Many governments are currently struggling to fund the future liabilities stemming from the retirement benefits of their civil servants. For many of those, the fact that they are significantly falling behind, especially as those funds lost value during the crisis, is seen as a very serious problem that could jeopardize those commitments and/or lead to significant tax hikes. But is this really a problem?

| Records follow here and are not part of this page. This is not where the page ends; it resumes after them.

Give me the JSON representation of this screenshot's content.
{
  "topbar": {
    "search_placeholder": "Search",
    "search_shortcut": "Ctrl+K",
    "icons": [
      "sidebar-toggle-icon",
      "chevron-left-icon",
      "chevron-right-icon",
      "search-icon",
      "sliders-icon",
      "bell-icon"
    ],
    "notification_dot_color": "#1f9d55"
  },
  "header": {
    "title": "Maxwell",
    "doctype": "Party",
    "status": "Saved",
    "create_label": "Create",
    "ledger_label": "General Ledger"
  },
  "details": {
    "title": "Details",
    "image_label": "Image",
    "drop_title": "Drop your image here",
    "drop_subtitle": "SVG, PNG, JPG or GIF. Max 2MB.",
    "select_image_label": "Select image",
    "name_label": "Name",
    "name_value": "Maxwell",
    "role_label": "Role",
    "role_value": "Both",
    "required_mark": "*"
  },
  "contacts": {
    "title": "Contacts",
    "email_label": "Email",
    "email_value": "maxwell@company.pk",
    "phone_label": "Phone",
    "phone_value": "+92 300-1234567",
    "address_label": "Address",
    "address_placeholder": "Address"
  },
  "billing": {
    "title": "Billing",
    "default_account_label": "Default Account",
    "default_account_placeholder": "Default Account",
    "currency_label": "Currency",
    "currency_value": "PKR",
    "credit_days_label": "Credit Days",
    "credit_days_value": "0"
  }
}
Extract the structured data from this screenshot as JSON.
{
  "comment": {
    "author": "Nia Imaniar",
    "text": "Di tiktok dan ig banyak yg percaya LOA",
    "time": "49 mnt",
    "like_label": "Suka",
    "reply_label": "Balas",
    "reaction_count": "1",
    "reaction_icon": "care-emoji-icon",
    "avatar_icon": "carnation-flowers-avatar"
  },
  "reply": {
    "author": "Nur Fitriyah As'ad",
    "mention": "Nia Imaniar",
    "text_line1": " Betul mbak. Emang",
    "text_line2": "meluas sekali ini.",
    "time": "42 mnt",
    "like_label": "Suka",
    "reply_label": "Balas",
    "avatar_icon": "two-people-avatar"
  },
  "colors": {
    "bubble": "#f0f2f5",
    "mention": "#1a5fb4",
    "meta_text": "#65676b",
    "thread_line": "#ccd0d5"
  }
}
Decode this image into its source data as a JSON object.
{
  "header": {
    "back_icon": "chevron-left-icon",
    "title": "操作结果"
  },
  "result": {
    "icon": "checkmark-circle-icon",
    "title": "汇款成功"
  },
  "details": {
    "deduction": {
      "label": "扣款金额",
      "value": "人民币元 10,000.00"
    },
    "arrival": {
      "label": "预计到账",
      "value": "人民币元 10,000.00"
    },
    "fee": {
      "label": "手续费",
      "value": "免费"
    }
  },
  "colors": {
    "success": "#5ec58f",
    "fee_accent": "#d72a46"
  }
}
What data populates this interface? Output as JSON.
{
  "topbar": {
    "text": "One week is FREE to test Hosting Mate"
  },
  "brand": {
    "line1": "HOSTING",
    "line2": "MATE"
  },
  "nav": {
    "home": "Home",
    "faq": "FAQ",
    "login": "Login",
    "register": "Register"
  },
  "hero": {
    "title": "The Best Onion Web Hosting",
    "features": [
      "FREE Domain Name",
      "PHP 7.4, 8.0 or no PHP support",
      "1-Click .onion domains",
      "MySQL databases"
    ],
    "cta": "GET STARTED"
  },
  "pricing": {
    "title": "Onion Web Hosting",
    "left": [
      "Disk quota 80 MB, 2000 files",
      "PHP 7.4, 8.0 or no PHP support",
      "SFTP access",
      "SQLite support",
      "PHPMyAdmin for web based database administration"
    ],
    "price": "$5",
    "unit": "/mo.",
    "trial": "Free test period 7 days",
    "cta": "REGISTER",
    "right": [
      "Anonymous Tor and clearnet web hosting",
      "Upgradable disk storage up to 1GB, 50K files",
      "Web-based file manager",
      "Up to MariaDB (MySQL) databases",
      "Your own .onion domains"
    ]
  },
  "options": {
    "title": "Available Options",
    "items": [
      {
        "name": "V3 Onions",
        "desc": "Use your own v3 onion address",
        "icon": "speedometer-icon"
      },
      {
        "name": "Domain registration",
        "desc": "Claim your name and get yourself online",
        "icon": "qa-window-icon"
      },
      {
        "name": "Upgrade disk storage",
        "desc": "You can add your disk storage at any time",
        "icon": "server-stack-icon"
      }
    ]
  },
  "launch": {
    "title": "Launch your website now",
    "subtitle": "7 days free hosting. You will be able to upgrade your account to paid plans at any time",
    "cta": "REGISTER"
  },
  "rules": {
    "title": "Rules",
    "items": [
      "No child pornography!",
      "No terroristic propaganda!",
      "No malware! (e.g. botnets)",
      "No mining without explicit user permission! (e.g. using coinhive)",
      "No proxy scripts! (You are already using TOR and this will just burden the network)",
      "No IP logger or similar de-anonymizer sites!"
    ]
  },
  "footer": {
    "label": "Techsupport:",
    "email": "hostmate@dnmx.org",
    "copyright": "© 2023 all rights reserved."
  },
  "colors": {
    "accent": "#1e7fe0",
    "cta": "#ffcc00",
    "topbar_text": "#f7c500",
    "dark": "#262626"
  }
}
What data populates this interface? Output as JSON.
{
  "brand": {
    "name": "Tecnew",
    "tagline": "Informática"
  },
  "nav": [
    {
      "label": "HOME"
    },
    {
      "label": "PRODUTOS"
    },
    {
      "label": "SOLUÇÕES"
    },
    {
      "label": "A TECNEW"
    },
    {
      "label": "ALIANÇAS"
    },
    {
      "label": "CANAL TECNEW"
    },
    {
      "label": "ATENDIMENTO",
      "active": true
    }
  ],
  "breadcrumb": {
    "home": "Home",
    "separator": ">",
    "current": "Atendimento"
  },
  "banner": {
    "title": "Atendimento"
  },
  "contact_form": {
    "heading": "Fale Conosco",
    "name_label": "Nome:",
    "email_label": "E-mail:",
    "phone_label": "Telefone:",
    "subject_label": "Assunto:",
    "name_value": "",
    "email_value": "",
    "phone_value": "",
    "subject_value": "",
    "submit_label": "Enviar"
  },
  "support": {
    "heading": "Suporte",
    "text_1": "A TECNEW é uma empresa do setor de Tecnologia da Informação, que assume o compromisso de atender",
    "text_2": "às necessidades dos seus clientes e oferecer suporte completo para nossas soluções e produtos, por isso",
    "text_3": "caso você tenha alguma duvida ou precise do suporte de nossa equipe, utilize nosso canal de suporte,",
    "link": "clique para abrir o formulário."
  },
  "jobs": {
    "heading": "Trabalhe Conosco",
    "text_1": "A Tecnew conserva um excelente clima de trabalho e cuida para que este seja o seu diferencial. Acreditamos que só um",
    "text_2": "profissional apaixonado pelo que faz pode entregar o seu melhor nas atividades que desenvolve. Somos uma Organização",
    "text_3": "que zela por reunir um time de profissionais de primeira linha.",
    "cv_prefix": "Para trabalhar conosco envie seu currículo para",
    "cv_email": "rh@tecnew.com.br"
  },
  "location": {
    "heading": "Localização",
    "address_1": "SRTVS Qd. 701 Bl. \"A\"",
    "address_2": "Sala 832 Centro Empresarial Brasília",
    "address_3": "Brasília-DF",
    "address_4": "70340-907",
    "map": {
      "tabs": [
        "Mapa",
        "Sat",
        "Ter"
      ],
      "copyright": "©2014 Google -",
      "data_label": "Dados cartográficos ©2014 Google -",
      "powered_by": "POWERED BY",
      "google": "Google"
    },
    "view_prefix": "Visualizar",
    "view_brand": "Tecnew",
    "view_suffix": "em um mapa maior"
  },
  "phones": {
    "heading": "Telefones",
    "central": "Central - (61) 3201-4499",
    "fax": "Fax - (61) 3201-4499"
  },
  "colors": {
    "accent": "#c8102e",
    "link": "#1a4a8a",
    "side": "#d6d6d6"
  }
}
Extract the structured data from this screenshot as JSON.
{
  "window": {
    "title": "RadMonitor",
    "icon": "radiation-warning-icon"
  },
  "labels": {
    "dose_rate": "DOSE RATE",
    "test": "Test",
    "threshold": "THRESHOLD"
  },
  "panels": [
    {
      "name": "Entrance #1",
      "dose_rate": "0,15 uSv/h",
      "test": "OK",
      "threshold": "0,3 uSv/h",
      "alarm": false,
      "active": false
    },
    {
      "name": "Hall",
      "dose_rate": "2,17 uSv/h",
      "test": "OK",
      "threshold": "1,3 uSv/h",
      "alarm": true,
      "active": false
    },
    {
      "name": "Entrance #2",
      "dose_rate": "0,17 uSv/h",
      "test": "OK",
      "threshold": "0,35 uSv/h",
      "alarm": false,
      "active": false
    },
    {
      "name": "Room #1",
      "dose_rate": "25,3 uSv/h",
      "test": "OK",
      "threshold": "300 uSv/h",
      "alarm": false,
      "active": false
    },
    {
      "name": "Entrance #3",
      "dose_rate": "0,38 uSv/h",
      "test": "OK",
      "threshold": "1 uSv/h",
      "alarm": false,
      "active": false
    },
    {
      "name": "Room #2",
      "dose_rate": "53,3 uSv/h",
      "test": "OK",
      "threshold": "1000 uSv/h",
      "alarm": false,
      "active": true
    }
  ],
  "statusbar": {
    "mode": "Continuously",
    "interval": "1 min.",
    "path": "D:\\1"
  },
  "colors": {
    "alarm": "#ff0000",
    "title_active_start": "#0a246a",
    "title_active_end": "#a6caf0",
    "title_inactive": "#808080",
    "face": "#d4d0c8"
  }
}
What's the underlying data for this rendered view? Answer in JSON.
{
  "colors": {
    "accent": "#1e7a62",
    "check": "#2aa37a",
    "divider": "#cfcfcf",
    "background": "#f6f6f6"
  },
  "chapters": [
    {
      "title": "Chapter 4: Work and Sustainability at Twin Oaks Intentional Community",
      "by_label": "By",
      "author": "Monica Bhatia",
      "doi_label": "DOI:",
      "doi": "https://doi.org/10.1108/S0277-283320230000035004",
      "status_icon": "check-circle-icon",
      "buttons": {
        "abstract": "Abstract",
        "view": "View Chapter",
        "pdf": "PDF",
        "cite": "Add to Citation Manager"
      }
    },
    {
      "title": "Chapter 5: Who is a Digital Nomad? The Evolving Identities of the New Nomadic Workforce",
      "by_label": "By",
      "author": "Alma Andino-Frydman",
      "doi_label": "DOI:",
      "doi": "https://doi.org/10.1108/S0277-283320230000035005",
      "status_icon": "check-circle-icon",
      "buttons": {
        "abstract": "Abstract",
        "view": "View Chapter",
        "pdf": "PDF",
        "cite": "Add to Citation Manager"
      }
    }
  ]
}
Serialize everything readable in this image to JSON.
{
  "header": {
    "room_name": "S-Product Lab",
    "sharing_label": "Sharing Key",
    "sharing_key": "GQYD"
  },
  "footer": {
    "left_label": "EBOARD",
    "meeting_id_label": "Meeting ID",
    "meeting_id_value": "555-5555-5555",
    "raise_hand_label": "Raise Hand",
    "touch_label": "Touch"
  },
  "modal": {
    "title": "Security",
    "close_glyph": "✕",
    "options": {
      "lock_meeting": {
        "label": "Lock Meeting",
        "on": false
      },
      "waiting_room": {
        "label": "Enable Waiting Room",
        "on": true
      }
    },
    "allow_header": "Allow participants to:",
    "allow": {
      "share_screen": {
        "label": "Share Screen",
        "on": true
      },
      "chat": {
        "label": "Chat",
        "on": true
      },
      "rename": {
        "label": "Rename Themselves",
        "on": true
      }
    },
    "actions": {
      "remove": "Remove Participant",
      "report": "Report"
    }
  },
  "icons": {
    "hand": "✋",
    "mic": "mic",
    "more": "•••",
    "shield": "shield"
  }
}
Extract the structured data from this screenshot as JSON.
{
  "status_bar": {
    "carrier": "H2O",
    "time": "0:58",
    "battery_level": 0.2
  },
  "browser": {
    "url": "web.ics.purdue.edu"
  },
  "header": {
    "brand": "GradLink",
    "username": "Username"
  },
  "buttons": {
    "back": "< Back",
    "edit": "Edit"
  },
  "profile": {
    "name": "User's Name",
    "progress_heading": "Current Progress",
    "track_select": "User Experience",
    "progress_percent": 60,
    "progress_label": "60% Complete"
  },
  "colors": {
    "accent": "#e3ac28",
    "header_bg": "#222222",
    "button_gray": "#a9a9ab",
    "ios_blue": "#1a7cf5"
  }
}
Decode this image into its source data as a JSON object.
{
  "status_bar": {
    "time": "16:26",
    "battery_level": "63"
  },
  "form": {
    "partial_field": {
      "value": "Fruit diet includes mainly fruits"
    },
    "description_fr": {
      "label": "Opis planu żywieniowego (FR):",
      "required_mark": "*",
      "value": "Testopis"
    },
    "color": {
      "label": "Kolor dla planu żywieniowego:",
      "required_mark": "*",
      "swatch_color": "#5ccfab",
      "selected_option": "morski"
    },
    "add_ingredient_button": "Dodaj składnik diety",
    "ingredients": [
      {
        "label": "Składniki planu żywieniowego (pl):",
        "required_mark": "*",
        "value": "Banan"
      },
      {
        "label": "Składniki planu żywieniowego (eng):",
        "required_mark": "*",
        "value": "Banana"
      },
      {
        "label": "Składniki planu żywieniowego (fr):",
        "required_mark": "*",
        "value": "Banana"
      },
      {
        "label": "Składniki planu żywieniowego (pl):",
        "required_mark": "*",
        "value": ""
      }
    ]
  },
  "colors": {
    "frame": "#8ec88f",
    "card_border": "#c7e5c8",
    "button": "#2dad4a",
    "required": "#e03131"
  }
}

Henning Bohn claims that it is not necessarily so. First, most taxpayers are debtors, thus they would prefer not paying taxes now for future pension payments, as they discount at their borrowing rate, which is higher than the return of the pension funds. The violation of the Ricardian Equivalence thus stems from the intermediation costs. This means that governments should actually not fund at all their future pension liabilities. The only exception may be if they need those funds for collateral, which may be quite important in the case of sovereign debt, as I reported recently.